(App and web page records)
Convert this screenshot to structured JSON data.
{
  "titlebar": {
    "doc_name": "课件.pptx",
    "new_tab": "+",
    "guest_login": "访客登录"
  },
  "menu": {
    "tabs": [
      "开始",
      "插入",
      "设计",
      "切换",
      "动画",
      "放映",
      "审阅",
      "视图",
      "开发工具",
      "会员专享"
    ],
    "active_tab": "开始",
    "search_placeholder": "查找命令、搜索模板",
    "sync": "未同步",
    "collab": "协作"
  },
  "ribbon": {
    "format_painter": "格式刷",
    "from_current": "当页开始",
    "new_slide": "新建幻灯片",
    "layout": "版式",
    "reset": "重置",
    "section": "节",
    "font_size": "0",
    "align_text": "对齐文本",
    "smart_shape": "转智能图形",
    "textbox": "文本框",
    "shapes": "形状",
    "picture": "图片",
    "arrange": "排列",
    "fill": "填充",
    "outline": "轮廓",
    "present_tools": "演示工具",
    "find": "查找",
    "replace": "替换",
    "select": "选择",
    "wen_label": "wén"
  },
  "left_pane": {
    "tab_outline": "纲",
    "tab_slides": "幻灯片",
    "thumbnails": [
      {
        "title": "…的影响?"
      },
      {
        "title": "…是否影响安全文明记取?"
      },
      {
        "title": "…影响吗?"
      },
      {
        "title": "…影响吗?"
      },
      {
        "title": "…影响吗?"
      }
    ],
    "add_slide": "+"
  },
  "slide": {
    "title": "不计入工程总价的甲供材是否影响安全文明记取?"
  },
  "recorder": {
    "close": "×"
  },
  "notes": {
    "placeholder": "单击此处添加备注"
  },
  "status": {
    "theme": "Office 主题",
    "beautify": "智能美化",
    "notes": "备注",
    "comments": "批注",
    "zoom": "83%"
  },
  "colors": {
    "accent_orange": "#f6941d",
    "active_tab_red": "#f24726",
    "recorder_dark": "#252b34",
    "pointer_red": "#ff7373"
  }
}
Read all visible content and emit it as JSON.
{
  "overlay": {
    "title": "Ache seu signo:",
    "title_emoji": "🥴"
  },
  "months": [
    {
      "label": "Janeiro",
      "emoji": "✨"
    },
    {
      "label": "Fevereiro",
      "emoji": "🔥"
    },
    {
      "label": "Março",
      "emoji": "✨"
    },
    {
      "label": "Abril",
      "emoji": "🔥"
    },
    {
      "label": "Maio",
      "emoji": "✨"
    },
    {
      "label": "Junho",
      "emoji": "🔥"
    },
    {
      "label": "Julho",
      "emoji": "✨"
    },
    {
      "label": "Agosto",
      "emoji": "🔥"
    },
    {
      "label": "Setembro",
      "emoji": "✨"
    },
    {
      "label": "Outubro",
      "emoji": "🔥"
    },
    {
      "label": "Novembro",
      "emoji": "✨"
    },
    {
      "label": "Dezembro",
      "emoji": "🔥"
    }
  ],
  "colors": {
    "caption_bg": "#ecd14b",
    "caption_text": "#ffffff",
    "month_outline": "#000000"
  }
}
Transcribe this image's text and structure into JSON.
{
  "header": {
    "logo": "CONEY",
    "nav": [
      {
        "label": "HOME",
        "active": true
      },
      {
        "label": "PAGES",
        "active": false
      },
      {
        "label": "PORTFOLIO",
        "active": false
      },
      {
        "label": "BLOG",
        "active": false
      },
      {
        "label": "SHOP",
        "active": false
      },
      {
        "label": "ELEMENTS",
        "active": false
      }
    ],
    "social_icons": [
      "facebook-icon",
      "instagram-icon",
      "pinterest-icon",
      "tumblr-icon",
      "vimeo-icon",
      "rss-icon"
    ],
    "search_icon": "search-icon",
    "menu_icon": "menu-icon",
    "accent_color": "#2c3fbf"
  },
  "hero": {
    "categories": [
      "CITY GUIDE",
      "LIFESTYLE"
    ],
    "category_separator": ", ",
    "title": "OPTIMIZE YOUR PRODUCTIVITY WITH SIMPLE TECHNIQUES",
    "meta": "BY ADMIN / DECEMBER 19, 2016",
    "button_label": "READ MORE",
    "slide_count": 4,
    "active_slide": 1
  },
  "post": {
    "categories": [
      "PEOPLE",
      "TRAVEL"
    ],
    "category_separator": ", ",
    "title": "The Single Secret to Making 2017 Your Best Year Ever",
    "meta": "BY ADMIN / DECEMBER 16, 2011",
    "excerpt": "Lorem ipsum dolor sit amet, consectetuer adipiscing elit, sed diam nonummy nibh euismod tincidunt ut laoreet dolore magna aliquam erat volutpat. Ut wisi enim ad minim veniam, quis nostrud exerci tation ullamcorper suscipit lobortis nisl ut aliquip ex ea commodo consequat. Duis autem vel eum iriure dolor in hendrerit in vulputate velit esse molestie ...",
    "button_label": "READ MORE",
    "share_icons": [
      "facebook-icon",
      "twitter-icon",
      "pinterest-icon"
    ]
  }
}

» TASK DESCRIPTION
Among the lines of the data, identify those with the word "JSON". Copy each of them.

» RESULT
Convert this screenshot to structured JSON data.
Read all visible content and emit it as JSON.
Transcribe this image's text and structure into JSON.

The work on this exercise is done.